What We Do
Management and Conservation
In 2013 the U.S. Fish and Wildlife Service established the Urban Wildlife Conservation Program through Director’s Order No. 208 and a subsequent policy (110 FW 1), with the goal of prioritizing conservation and recreational access in urban areas where more than 80 percent of Americans live.
Strategic Investments Pay Off
Since 2013, with limited funds, the Refuge System has built seven flagship urban national wildlife refuges and supported 32 designated urban partnerships. These innovation centers model strategies to improve access to nature and achieve racial equity in conservation. They help identify scalable solutions that actively address Administration priorities.
- Racial equity and inclusion. John Heinz National Wildlife Refuge at Tinicum in Philadelphia is working with historically excluded African American communities to turn vacant neighborhood lots into vibrant green spaces and take nature lessons into schools. It is also soliciting community feedback on programs and examining institutional biases. (More on John Heinz Refuge below.)
- Environmental justice. Valle de Oro National Wildlife Refuge in Albuquerque, New Mexico, is the first public land site to integrate environmental and economic justice into its strategic plan. The refuge’s blueprint for wildlife restoration and community health addresses the effects of industrial pollution on the adjacent Mountain View neighborhood. (More on Valle de Oro Refuge below.)
- Career training. Living-wage internships at several urban refuges are helping to mold the next generation’s conservation leaders.

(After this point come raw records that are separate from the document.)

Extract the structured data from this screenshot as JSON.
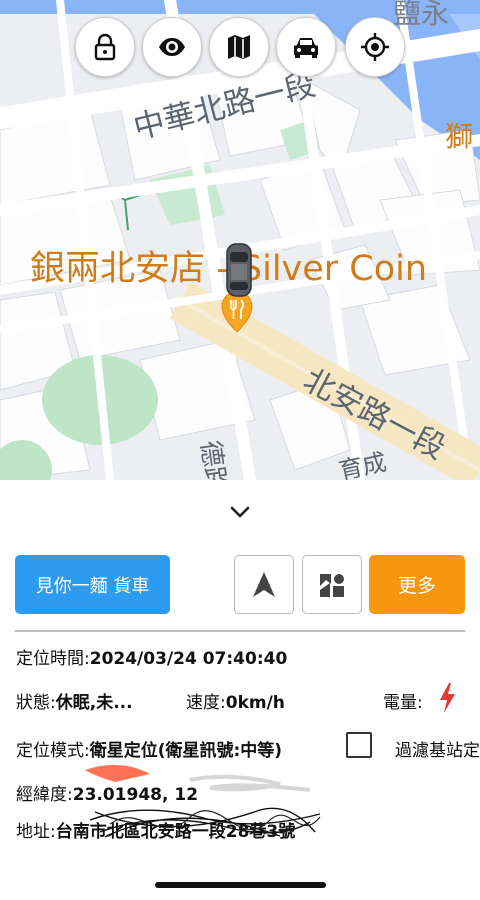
{
  "map": {
    "road_labels": [
      "中華北路一段",
      "北安路一段",
      "德路",
      "育成"
    ],
    "district_labels": [
      "鹽永",
      "獅"
    ],
    "poi_label": "銀兩北安店 - Silver Coin"
  },
  "toolbar": {
    "icons": [
      "lock-icon",
      "eye-icon",
      "map-icon",
      "car-icon",
      "crosshair-icon"
    ]
  },
  "actions": {
    "primary_label": "見你一麵 貨車",
    "more_label": "更多"
  },
  "info": {
    "time_label": "定位時間:",
    "time_value": "2024/03/24 07:40:40",
    "status_label": "狀態:",
    "status_value": "休眠,未...",
    "speed_label": "速度:",
    "speed_value": "0km/h",
    "battery_label": "電量:",
    "mode_label": "定位模式:",
    "mode_value": "衛星定位(衛星訊號:中等)",
    "filter_label": "過濾基站定",
    "coords_label": "經緯度:",
    "coords_value": "23.01948, 12",
    "address_label": "地址:",
    "address_value": "台南市北區北安路一段28巷3號"
  },
  "colors": {
    "primary": "#2d9bf0",
    "more": "#f7960f",
    "battery": "#e53935",
    "poi": "#d17c1a"
  }
}
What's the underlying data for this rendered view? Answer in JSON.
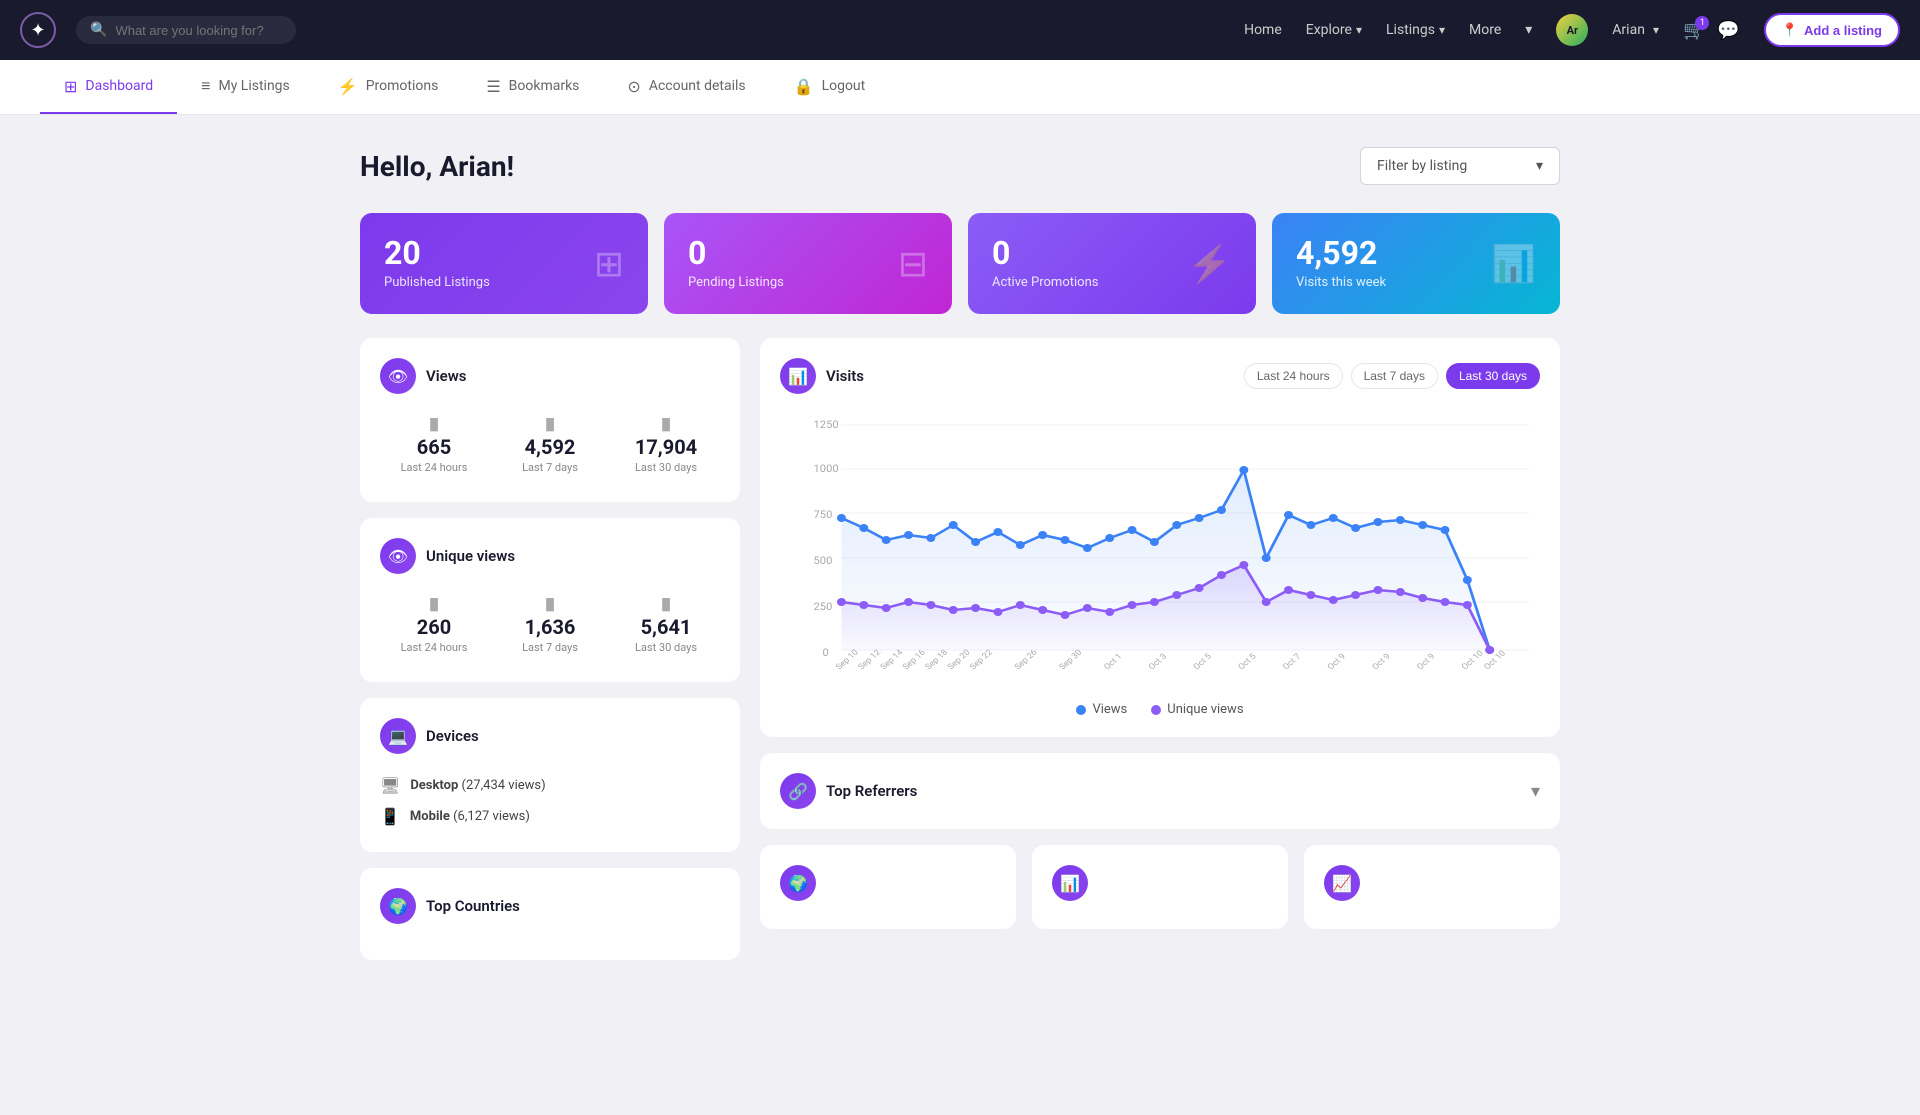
{
  "app": {
    "logo_char": "✦"
  },
  "top_nav": {
    "search_placeholder": "What are you looking for?",
    "links": [
      {
        "label": "Home",
        "has_dropdown": false
      },
      {
        "label": "Explore",
        "has_dropdown": true
      },
      {
        "label": "Listings",
        "has_dropdown": true
      },
      {
        "label": "More",
        "has_dropdown": true
      }
    ],
    "user": {
      "name": "Arian",
      "avatar_initials": "Ar"
    },
    "cart_count": "1",
    "add_listing_label": "Add a listing"
  },
  "sub_nav": {
    "items": [
      {
        "label": "Dashboard",
        "icon": "⊞",
        "active": true
      },
      {
        "label": "My Listings",
        "icon": "≡",
        "active": false
      },
      {
        "label": "Promotions",
        "icon": "⚡",
        "active": false
      },
      {
        "label": "Bookmarks",
        "icon": "☰",
        "active": false
      },
      {
        "label": "Account details",
        "icon": "⊙",
        "active": false
      },
      {
        "label": "Logout",
        "icon": "🔒",
        "active": false
      }
    ]
  },
  "page": {
    "title": "Hello, Arian!",
    "filter_label": "Filter by listing",
    "filter_placeholder": "Filter by listing"
  },
  "stat_cards": [
    {
      "number": "20",
      "label": "Published Listings",
      "icon": "⊞"
    },
    {
      "number": "0",
      "label": "Pending Listings",
      "icon": "⊟"
    },
    {
      "number": "0",
      "label": "Active Promotions",
      "icon": "⚡"
    },
    {
      "number": "4,592",
      "label": "Visits this week",
      "icon": "📊"
    }
  ],
  "views_widget": {
    "title": "Views",
    "stats": [
      {
        "value": "665",
        "label": "Last 24 hours"
      },
      {
        "value": "4,592",
        "label": "Last 7 days"
      },
      {
        "value": "17,904",
        "label": "Last 30 days"
      }
    ]
  },
  "unique_views_widget": {
    "title": "Unique views",
    "stats": [
      {
        "value": "260",
        "label": "Last 24 hours"
      },
      {
        "value": "1,636",
        "label": "Last 7 days"
      },
      {
        "value": "5,641",
        "label": "Last 30 days"
      }
    ]
  },
  "devices_widget": {
    "title": "Devices",
    "devices": [
      {
        "name": "Desktop",
        "views": "27,434 views"
      },
      {
        "name": "Mobile",
        "views": "6,127 views"
      }
    ]
  },
  "top_countries_widget": {
    "title": "Top Countries"
  },
  "visits_widget": {
    "title": "Visits",
    "time_filters": [
      {
        "label": "Last 24 hours",
        "active": false
      },
      {
        "label": "Last 7 days",
        "active": false
      },
      {
        "label": "Last 30 days",
        "active": true
      }
    ],
    "y_labels": [
      "1250",
      "1000",
      "750",
      "500",
      "250",
      "0"
    ],
    "legend": [
      {
        "label": "Views",
        "color": "#3b82f6"
      },
      {
        "label": "Unique views",
        "color": "#8b5cf6"
      }
    ]
  },
  "referrers_widget": {
    "title": "Top Referrers"
  },
  "colors": {
    "purple": "#7c3aed",
    "blue": "#3b82f6",
    "purple_light": "#8b5cf6"
  }
}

- Climate resilience. National wildlife refuges in the Portland-Vancouver metro area are working with local communities on large-scale habitat restoration to ease flooding worsened by climate change. The projects capture storm water runoff from heavy rainstorms, help prevent flood damage in at-risk areas and maintain habitat for native wildlife species.
Fish and Wildlife Service partnerships in cities like Houston, Providence, Baltimore and Elizabeth, New Jersey, where there are no nearby national wildlife refuges, also foster education and access to nature and outdoor recreation.
The Houston Community Partnerships and Engagement program provides virtual field trips to young people bedridden in hospitals and health facilities. “Virtually Wild! Texas” takes viewers to coastal wetlands, forests, prairies and zoos via their personal electronic devices. Viewers can interact directly with conservation professionals on camera.
In Chicago, an urban partnership trains residents to connect their local communities with nature through guided nature hikes, field trips, outdoor activities, and restoration projects.
Urban partnerships, like those at Santa Ana National Wildlife Refuge in Texas and Desert National Wildlife Refuge in Nevada, have helped neighboring schools and communities create pollinator gardens and other green spaces.
Scores of urban refuges host regular events to introduce kids and adults to fishing and birding.
Refuges in Texas, Colorado, Washington and California have built bridges and trails to better connect nearby cities with green space.
Every year, Lenape National Wildlife Refuge Complex's partnership with Groundwork Hudson Valley and Groundwork Elizabeth gives some 30 teens in Yonkers, N.Y. and 45 teens in Elizabeth, N.J. three weeks of conservation training at three national wildlife refuges (Cherry Valley, Great Swamp, Wallkill River). The teens use that training to promote conservation and green spaces in their home communities. More than 900 youth have benefited over the past 12 years. Thousands more residents have benefited from environmental education and habitat restoration.
John Heinz National Wildlife Refuge at Tinicum partners with community leaders and organizations in Southwest Philadelphia to build lasting relationships. The Philly Nature Kids program teaches natural science to fourth graders at three city schools. A high school work experience program employs up to 30 kids a year in paid internships; these jobs merge into five-to-eight college-level positions each year. Listening and engagement sessions help the refuge better understand community recreation needs. Since 2013 the program has served more than 17,000 kids and adults in historically excluded African American communities.
AtValle de Oro National Wildlife Refuge in New Mexico, partnerships with local schools, youth corps and community groups have helped build trails from a neighboring industrial Albuquerque neighborhood to the refuge, provide field trips for students, and build a community garden that emphasizes traditional seeds and foods.
Since 2014, refuge partnerships with groups including the Rocky Mountain Youth Corps and the Ancestral Lands Conservation Corps have employed more than 500 youth.
In collaboration with partners, the refuge hosts annual career fairs, job shadow opportunities and mentor mixers, supports the New Mexico Green Jobs listserv and will soon open a Center for Conservation Careers office in its new visitor center.
Our Projects and Research
Learn more about the research that makes the Urban Wildlife Conservation program possible.